Our interpretations around our current pandemic situation and unknown future are vast and creative. We are fueling our already somewhat static beliefs with anything that will make us right about those same beliefs. Some of us are even going so far down the rabbit hole that there is a newfound sense of belonging, simply because others are on board a particular narrative. We start re-tweeting, sharing, and talking about it. At some point, we even lose track of what our initial underlying belief was in the first place.
When we are unclear of what our purpose, passion and core principles are, it is easy to first bounce around to see what sticks, then, before we realize it, we are being thrown in all kinds of directions.
Social media, through algorithms and artificial intelligence, predicts and delivers what it perceives we want to hear. We become the victim to others’ narrative, to misinformation, to biased politics, and to conspiracy theories.
This information is being served on a silver platter with a bow on it. And given we have nothing better to do during stay at home orders, we engulf it, marinate in it, obsess over it, and without realizing it, our own narrative and language begin to change. We become someone else, and thereby changing the trajectory of our future...we begin writing a different story.
In my book Source Movement, I share about the five principles I live by to be the source, or context, to create peace on the planet in my lifetime. They are, Integrity, Responsibility, Gratitude, Service and Community. No matter what I do, I check in with these principles to make sure my ship is still on course towards my vision of peace. Lately, compassion has also had a huge part in how I respond to life’s challenges. If I find myself going down a rabbit hole that generate egoic thoughts such as “I’m better than”, “I don’t matter”, or “It’s your fault”, I simply re-ground myself using my principles.

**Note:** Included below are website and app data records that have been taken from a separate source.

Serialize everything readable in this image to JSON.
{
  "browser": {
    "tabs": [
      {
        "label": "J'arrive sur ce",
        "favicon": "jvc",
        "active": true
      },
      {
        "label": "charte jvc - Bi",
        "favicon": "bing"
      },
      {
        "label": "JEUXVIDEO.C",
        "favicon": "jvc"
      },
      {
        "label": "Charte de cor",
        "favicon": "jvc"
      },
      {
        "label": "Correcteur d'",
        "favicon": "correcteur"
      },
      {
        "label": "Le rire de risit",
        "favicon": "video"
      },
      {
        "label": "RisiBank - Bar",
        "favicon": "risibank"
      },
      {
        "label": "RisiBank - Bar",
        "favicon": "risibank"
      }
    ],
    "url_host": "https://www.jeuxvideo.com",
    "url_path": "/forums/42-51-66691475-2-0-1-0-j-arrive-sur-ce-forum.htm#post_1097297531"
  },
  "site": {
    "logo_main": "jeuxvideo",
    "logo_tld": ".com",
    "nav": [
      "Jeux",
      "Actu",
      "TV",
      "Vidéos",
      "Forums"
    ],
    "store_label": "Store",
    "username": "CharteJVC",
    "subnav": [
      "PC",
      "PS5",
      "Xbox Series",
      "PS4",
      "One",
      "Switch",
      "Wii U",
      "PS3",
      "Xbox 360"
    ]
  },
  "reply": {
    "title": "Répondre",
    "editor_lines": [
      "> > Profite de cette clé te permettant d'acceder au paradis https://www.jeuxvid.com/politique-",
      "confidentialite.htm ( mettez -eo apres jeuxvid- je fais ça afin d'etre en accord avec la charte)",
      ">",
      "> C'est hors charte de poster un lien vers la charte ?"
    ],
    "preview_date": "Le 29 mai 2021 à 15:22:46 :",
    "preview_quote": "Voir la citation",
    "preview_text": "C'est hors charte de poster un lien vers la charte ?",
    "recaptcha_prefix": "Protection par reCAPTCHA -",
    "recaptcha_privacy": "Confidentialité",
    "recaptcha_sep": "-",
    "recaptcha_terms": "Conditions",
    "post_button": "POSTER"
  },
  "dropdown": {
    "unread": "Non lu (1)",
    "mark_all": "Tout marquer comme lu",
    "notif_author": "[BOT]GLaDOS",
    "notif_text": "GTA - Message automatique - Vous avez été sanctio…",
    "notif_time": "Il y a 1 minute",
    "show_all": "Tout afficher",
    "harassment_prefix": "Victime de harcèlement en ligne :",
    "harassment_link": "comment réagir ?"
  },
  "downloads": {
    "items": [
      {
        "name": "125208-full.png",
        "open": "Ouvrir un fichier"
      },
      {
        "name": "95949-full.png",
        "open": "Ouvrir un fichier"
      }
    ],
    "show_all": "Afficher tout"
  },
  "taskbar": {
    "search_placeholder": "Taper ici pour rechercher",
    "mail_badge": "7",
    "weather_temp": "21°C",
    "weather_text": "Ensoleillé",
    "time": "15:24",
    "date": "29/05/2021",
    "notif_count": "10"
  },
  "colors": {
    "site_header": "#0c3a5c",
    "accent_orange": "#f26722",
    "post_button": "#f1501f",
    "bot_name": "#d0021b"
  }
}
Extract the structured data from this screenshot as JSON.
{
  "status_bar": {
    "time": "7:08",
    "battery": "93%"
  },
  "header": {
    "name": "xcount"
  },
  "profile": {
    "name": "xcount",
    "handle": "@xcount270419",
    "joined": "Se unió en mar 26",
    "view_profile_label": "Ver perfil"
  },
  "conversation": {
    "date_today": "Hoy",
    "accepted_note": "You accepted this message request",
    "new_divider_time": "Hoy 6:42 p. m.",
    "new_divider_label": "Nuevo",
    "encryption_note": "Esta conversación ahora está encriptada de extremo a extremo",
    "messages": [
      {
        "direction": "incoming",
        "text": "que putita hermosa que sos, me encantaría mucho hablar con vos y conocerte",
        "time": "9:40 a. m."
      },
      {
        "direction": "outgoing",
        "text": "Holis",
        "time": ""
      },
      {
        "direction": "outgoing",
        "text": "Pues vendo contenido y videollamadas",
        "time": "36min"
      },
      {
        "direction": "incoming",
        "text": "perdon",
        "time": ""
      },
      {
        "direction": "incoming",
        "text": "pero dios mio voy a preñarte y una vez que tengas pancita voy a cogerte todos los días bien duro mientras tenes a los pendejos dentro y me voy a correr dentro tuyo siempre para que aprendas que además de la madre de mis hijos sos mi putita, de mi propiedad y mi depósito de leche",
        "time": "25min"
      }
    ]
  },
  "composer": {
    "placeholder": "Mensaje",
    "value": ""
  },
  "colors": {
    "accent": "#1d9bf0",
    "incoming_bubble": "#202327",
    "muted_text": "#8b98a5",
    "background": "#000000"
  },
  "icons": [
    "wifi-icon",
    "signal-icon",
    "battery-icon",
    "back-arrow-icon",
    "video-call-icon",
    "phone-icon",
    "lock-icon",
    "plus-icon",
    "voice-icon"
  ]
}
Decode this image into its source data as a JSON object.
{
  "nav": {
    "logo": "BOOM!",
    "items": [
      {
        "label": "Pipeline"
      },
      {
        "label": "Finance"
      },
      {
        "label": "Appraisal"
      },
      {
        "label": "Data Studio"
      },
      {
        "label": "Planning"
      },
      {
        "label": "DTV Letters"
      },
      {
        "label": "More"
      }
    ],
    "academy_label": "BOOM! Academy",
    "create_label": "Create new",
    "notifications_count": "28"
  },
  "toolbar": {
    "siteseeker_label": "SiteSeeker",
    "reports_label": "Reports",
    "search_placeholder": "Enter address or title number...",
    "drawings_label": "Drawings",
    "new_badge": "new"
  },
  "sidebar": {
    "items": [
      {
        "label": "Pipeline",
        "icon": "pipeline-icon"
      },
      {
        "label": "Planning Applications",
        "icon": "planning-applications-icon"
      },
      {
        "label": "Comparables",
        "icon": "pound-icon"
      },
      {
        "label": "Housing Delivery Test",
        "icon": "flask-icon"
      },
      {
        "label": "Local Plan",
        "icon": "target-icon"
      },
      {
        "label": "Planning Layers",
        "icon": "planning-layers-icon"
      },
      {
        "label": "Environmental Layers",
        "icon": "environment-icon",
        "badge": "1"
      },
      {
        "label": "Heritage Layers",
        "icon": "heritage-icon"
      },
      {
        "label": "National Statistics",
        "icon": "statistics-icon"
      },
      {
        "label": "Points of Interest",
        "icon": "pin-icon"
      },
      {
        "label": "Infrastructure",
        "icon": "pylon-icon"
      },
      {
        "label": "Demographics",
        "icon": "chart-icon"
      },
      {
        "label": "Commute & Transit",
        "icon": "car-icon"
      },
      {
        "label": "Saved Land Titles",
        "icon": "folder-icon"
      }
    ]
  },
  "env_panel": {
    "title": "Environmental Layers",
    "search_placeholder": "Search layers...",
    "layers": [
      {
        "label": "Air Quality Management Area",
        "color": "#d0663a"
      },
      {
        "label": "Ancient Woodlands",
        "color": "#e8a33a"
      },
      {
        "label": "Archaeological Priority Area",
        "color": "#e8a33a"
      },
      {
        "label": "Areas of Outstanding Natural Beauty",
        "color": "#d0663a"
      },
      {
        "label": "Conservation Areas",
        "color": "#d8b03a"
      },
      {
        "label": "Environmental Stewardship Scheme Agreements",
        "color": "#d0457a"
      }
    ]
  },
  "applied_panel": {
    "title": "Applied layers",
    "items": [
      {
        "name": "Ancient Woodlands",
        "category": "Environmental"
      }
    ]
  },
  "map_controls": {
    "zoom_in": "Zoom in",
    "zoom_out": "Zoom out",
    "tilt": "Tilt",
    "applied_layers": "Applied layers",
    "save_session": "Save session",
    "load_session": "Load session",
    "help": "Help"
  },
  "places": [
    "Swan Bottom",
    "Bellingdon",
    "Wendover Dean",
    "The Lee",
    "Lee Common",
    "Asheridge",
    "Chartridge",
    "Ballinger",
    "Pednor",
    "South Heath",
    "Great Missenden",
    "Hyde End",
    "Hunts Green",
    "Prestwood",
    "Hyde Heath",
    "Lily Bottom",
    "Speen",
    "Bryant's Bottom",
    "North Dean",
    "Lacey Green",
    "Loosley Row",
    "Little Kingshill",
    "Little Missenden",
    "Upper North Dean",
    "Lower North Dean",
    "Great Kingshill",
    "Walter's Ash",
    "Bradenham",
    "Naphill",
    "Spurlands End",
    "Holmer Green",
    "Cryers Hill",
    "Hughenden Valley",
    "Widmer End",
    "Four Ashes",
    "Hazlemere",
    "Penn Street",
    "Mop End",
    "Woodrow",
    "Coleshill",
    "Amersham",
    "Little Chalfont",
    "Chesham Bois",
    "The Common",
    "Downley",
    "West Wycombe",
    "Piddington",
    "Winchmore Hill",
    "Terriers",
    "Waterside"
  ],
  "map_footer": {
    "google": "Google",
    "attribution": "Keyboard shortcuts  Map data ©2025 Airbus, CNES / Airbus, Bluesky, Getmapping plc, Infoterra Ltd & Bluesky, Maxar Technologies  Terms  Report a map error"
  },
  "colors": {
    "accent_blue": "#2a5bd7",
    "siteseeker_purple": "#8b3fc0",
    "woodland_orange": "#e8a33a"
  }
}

So what does all this have to do with “being out of chocolate?” (See title)
Well, it’s about learning how to master how we respond to what is. When we become aware that we have full control over our own interpretation (which in turn generates how we feel about it), we can choose to work with what’s in front of us, rather than resist, reject and react. Abraham Hicks says in a talk about appreciation, that when we go to a restaurant and the menu is not to our liking, look for that one dish that you can get excited about. Then focus ONLY on that and be grateful for it. Work with what’s presented, with what is, and make it great rather than resisting based on our perceived “story.”
If we chose to look at our life as a story, or a play, or a book we’re writing, we can actually choose how we want it to play out. How will your character act during this play “The Pandemic”?
We can’t really rewrite history, we can only alter the present (how we respond to it) and the future (what’s generated out of how we respond to it). Right now, we’re in a chapter where the scene is set up based on our pre-pandemic awareness and prior conscious or unconscious character choices.
Look at it this way; you are preparing for a dinner party, setting the table, decorating, cooking, choosing the perfect wine, etc. Your final result will mirror back your efforts and intentions leading up to the dinner. You will find yourself in a scene that’s set up by you. Your context will create the content. In any given moment, you can alter the future outcome of that dinner party. Even if a guest shows up with bad news or in an agitated mood, you can choose how to RESPOND to what is, rather than react and as a result become the victim to what’s occurring in YOUR play. Instead, make it a part of the narrative, make it the twist in your plot, then create from this new revelation.
With that said, and since they’re out of chocolate, I’m now going to enjoy my vanilla ice cream fully!